“My parents raised us to believe that our economic circumstances were not going to dictate our capacity,” Abrams told Goodman. “And so, you know, fast-forward. I get to college. I went to Spelman, had an extraordinary opportunity there and became the nominee from the state of Mississippi, one of two nominees, for the Rhodes scholarship, which I didn’t win. And I begin my story talking aboutthatfailure, because often that becomes the end of the story for so many of us. And my point was that not winning the Rhodes didn’t diminish my ambition.”
Previously, Abrams – just two years removed from leaving Gulfport – became the first African-American valedictorian at Avondale High School, outside Atlanta. She went on to attain her B.A. degree at Spelman College, earn her Master’s in Public Affairs at theUniversity Texas and got her J.D. from Yale Law School.
When Abrams won the Democratic Primary in May, she received a call from Mississippi Rep. Sonya Williams-Barnes (D-Gulfport). Williams-Barnes’ and Abrams’ parents were friends for many years. With Abrams’ parents going on to be ordained ministers, Carolyn did the eulogy for Williams-Barnes’ mother’s funeral.
“She is excited,” Williams-Barnes told Mississippi Today. “We have a lot of hard work ahead of us to ensure she is elected governor of Georgia.”
Indeed, President Trump did win Georgia by 5 percent in the 2016 elections and it’s been nearly 20 years since the state has had a Democratic governor.
Yet, Abrams is one of several political women from throughout the countrywhohave made instrumental strides in hopefully injecting much-needed energy into the progressive and Democratic base still reeling from Donald Trump’s major upset presidential win in 2016 and working feverishly to regain momentum in what many feel are chaotic times in the Trump era.
Last April, LaTosha Brown was the keynote speaker at the Biloxi NAACP Freedom Fund Banquet. Last December, she and her organization, Black Voters Matter conducted strong campaigns in Alabama that resulted in a high black voter turnout, which was highly instrumental in the state’s special Senator’s race, where Democrat Doug Jones pulled a major upset over embattled Republican Roy Moore.

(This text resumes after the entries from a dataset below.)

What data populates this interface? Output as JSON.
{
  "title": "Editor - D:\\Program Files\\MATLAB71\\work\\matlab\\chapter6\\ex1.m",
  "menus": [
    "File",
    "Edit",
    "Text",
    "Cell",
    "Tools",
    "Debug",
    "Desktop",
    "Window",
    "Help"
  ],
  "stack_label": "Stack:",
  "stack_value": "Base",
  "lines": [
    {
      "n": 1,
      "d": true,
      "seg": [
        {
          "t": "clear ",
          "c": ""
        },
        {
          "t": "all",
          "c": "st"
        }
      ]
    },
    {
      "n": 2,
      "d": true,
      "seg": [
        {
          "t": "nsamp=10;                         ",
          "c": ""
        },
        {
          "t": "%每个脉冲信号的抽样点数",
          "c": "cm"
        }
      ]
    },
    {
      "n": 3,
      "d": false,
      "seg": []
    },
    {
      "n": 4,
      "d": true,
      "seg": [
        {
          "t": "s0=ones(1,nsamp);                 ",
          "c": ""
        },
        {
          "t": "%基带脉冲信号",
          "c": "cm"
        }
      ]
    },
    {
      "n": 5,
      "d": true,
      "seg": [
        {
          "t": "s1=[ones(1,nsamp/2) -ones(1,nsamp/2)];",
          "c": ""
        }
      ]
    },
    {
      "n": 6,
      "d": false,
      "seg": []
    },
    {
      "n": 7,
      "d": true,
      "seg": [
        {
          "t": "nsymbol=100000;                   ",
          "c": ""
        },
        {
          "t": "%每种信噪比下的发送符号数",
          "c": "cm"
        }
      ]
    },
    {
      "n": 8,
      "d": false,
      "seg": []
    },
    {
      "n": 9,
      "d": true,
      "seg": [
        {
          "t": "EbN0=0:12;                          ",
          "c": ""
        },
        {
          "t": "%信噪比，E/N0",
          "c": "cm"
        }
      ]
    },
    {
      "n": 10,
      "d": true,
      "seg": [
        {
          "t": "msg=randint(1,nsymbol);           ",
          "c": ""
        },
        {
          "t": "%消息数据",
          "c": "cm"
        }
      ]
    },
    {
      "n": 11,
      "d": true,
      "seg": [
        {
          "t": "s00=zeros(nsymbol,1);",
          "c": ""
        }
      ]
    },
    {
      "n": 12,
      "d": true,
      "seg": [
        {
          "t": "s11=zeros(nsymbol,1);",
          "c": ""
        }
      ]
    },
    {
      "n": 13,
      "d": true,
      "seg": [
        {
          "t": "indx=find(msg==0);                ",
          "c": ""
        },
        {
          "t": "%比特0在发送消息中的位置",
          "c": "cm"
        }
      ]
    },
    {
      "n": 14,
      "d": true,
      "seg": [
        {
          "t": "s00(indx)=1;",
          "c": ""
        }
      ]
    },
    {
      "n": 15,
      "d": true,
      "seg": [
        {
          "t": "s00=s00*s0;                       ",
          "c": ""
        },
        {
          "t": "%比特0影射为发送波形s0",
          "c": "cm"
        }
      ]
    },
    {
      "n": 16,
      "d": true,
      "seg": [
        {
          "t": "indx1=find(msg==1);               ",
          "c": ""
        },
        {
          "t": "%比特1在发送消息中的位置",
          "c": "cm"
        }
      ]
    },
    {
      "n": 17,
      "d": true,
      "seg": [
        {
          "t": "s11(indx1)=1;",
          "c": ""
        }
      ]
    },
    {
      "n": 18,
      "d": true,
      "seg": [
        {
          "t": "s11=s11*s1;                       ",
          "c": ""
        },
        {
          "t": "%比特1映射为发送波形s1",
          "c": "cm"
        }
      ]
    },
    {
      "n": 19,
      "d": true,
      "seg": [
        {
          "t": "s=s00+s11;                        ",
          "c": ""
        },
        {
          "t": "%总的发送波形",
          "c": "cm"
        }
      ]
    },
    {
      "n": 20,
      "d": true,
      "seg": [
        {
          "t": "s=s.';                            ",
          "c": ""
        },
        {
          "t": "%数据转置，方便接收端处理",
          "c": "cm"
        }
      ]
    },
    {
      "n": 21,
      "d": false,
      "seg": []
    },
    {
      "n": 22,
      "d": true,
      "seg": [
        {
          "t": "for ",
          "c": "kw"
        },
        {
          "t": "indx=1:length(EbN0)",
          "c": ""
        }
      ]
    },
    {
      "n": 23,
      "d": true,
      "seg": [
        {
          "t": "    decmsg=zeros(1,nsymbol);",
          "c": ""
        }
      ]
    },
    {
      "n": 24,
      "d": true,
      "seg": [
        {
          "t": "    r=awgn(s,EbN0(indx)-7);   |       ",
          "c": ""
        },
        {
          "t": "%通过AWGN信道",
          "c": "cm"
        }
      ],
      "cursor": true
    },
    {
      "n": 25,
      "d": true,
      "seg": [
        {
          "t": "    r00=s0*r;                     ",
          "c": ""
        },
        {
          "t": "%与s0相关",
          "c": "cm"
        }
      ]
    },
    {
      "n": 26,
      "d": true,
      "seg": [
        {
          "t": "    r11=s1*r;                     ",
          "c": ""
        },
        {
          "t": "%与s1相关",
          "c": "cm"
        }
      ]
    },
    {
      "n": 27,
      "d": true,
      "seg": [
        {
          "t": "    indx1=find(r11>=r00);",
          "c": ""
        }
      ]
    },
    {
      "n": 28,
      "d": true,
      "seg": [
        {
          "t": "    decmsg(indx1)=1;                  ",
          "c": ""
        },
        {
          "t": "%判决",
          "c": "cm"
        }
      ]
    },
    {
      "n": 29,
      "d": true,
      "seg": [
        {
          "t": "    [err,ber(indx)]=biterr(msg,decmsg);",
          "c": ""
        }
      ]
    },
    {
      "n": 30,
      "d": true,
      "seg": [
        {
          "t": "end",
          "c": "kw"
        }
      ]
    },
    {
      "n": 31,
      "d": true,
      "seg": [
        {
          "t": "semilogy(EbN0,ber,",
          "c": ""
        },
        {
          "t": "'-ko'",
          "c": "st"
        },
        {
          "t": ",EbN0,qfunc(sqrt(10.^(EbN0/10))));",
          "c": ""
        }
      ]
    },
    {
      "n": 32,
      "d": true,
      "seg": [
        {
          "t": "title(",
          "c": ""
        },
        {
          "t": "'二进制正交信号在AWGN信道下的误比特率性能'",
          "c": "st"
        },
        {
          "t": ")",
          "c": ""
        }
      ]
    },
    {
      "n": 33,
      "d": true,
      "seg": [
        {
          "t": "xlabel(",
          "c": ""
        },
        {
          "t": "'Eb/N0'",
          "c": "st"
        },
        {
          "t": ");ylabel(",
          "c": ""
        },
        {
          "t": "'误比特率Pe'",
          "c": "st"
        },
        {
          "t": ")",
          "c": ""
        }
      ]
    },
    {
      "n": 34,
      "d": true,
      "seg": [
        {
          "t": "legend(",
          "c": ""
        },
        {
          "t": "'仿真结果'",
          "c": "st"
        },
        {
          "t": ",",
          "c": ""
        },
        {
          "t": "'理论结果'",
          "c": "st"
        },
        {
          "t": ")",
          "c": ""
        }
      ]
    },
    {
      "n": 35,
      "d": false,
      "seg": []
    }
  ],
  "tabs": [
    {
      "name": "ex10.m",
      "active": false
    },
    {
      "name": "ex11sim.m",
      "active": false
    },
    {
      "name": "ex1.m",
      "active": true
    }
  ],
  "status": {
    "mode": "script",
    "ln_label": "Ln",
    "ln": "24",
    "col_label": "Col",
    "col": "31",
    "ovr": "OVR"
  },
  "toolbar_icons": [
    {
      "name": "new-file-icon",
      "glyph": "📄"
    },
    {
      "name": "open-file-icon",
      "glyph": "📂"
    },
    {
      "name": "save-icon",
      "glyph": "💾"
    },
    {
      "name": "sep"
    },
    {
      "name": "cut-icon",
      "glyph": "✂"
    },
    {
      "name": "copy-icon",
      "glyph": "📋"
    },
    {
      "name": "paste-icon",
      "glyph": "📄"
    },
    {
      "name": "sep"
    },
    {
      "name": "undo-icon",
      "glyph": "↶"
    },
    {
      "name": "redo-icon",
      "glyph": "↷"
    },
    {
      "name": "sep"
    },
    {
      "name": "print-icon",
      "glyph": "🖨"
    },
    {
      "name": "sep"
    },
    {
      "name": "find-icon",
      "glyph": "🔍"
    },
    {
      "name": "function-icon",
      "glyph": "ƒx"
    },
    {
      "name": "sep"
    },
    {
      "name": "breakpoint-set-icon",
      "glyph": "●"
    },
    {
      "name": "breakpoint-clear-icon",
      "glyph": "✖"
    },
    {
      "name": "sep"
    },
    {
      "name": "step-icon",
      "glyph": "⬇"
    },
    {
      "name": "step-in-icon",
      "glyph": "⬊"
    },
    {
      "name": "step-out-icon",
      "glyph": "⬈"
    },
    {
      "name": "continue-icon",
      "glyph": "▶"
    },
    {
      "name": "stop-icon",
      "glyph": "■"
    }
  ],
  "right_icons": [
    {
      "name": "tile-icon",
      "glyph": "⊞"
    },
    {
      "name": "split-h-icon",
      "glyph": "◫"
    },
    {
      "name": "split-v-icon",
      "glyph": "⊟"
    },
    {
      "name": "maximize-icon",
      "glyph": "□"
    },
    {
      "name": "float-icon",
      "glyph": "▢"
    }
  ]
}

In New York City, 28-year old Alexandria Ocasio-Lopez shocked the political world last month when he defeated longtime incumbentJoeCrowley for the Democratic bid in the city’s 14th congressional district. She is likely to win in the heavily Democratic district in November.
In one Mississippi Senate race, Democratic state representative David Baria is running against incumbent Roger Wicker (also running against Independent Danny Bedwell and Reform Party Shawn O-Hara).
Former Secretary of Agriculture Mike Espy is vying for the other Senate seat that was vacated by the retiring Thad Cochran. He will go against interim Senator Cindy Hyde-Smith and conservative Chris McDaniel.
State Representative Jeramey Anderson is running against incumbent Steve Palazzo and Reform Party candidate Lajena Sheets for the 4th congressional district seat.
While considered highly unlikely by most political pundits, early projections suggest that a heavy voter turnout among African Americans, women and millennials could be enough to elect two Democratic Mississippi senators and a Democratic South Mississippi congressman.
The same scenario could push Abrams to a historic win in Georgia.
Political activists may be hoping that Abrams’ revisit to Gulfport will serve more than just a delightful reunion. Thus the question: Will Abrams’ current success, national notorietyand electric persona rub off on the South Mississippi progressive community, enough to help spark record high voter turnout for at least the three aforementioned very key elections in the state.
To turn around the current political climate, Abrams, with her Gulfport roots, serves as one of the bright beacons of hope.